Why the 2012 remake sucked: no former Austrian bodybuilder with bulging eyes and zingers like “Considah it a divorrrce”; although the triple-breasted hooker makes a cameo, her elapsed time onscreen works out to roughly one second per breast. Plus she’s a little too attractive, which makes us feel icky.
8. Straw Dogs
Why the 1971 original was awesome: a taut, brooding pyschodrama starring a feisty Dustin Hoffman long before he became Gaylord Focker’s dad; the film’s title is never explained, which adds to its coolness (it comes from a Chinese proverb by Lao Tzu, if you must know).
Why the 2011 remake sucked: the simmering suspense has been mostly replaced with gory violence, which itself would be fine if there weren’t already a bazillion movies that pull off gory violence with much greater aplomb; 40 years ago, a cinematic contemplation of the violent urges that lurk within the human psyche was innovative movie fodder, but nowadays Grand Theft Auto is the perfect mirror into our sadistic souls.
7. The Longest Yard
Why the 1974 original was awesome: Burt Reynolds, sans moustache.
Why the 2005 remake sucked: Adam Sandler, sans talent.
6. The Omen
Why the 1976 original was awesome: the little kid who is the physical embodiment of Satan looks a lot like AC/DC guitarist Angus Young; if that’s not enough, the movie is also effing scary.

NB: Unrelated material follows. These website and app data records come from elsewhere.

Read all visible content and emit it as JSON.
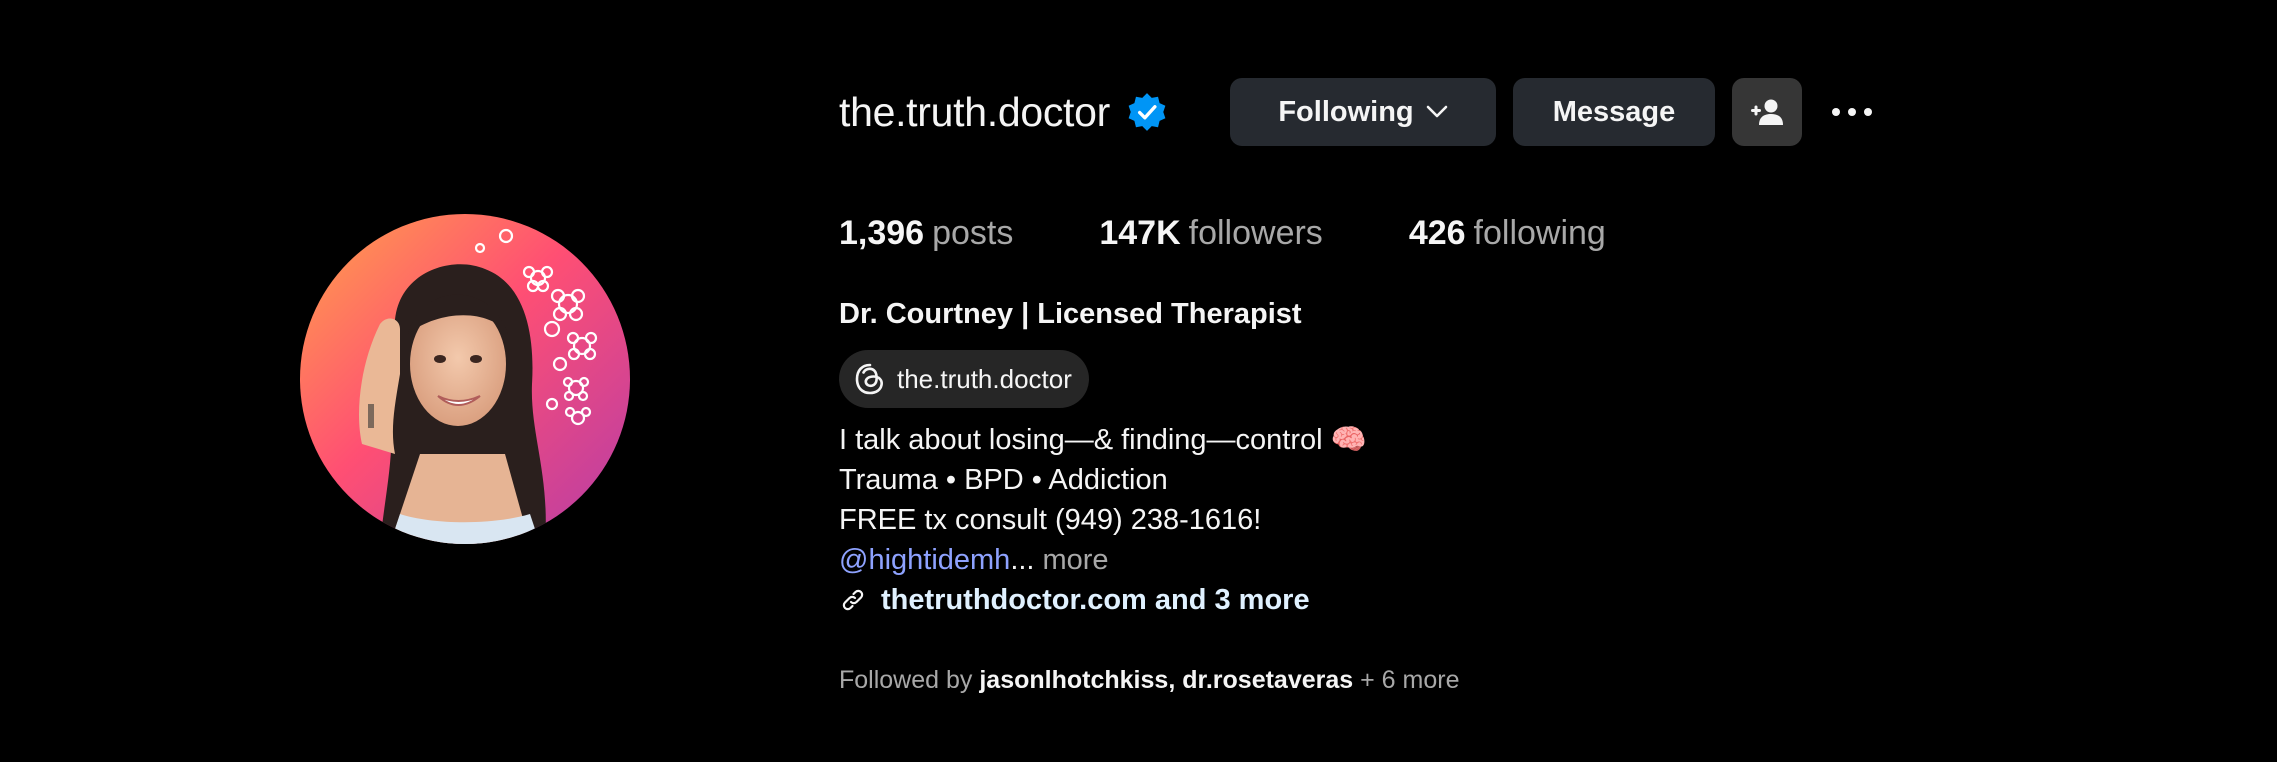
{
  "profile": {
    "username": "the.truth.doctor",
    "verified": true,
    "avatar_alt": "profile picture"
  },
  "actions": {
    "following_label": "Following",
    "message_label": "Message",
    "add_user_icon": "person-plus-icon",
    "more_icon": "ellipsis-icon"
  },
  "stats": {
    "posts_count": "1,396",
    "posts_label": "posts",
    "followers_count": "147K",
    "followers_label": "followers",
    "following_count": "426",
    "following_label": "following"
  },
  "bio": {
    "full_name": "Dr. Courtney | Licensed Therapist",
    "threads_handle": "the.truth.doctor",
    "line1": "I talk about losing—& finding—control 🧠",
    "line2": "Trauma • BPD • Addiction",
    "line3": "FREE tx consult (949) 238-1616!",
    "mention": "@hightidemh",
    "ellipsis": "...",
    "more_label": "more",
    "link_text": "thetruthdoctor.com and 3 more"
  },
  "followed_by": {
    "prefix": "Followed by",
    "user1": "jasonlhotchkiss",
    "separator": ",",
    "user2": "dr.rosetaveras",
    "extra": "+ 6 more"
  },
  "colors": {
    "background": "#000000",
    "button": "#262a30",
    "mention": "#8ea2ff",
    "verified_blue": "#0095f6",
    "muted": "#a8a8a8"
  }
}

Why the 2006 version sucked: this scene-for-scene remake copied everything about the original except its watchability; the demon-child looks more like Love Me Do-era Paul McCartney.
Why the 1981 original was awesome: it wasn’t, really, but it was a hell of a lot better than the remake.
Why the 2011 remake sucked: Russell Brand drains all the foppish charm out of the titular drunken playboy, stumbling from one pratfall to the next; even Dame Helen Mirren can’t lend any class to this IQ-reducer.
4. The Texas Chain Saw Massacre
Why the 1974 original was awesome: it was a genre-defining masterpiece in splatter cinema; it was actually a “black comedy” if you ask director Tobe Hooper, but censors didn’t see the humor, banning the film in several countries after its release; the “based on a true story” conceit (not really true, but not altogether false) adds extra chills.
Why the 2003 remake sucked: it lacks all the grit, washed-out colors and low-budget wonkiness that gave the original the off-putting feel of a snuff film; this rehash was even less relevant to the franchise than 1994’s The Return of the Texas Chainsaw Massacre, which is only noteworthy because of its then-unknown stars Matthew McConaughey and Renee Zellweger.
Why the 1954 original, and the scads of Japanese spin-offs that followed, were awesome: an allegory about the dangers nuclear science created in post-war Japan after the atomic obliteration of Hiroshima and Nagasaki — that’s damn-near poetic; features unintentionally hilarious overdubbing; Godzilla can totally kick Mothra’s ass/venom-sac.
Why the 1998 remake sucked: we already saw Jurassic Park; Matthew Broderick is only believable as Ferris Bueller; no hilarious overdubbing.
2. Planet of the Apes
Why the 1968 original was awesome: talking monkeys; a gorgeous mute cave-woman wearing a skimpy animal hide; Chuck Heston desperately craving a gun in a wonderful dose of real-life foreshadowing.
Why the 2001 remake sucked: Marky Mark without his Funky Bunch; Tim Burton’s all-too-predictable casting of Helena Bonham Carter; overdone CGI that lacks all the charm of the original monkey make-up. Note: the series attained some redemption with the 2011’s mostly awesome Rise of the Planet of the Apes.
Why the 1960 original was awesome: an excruciatingly suspenseful masterpiece that exemplifies Hitchcock at the top of his game; Janet Leigh in the shower, booyah; violins shrieking “REE REE REE” is still the universal sound of abject terror.
Why the 1998 version sucked: a shot-for-shot remake of the original, but with hokey gimmicks that add nothing but viewer rage. And in color, no less. Blasphemy!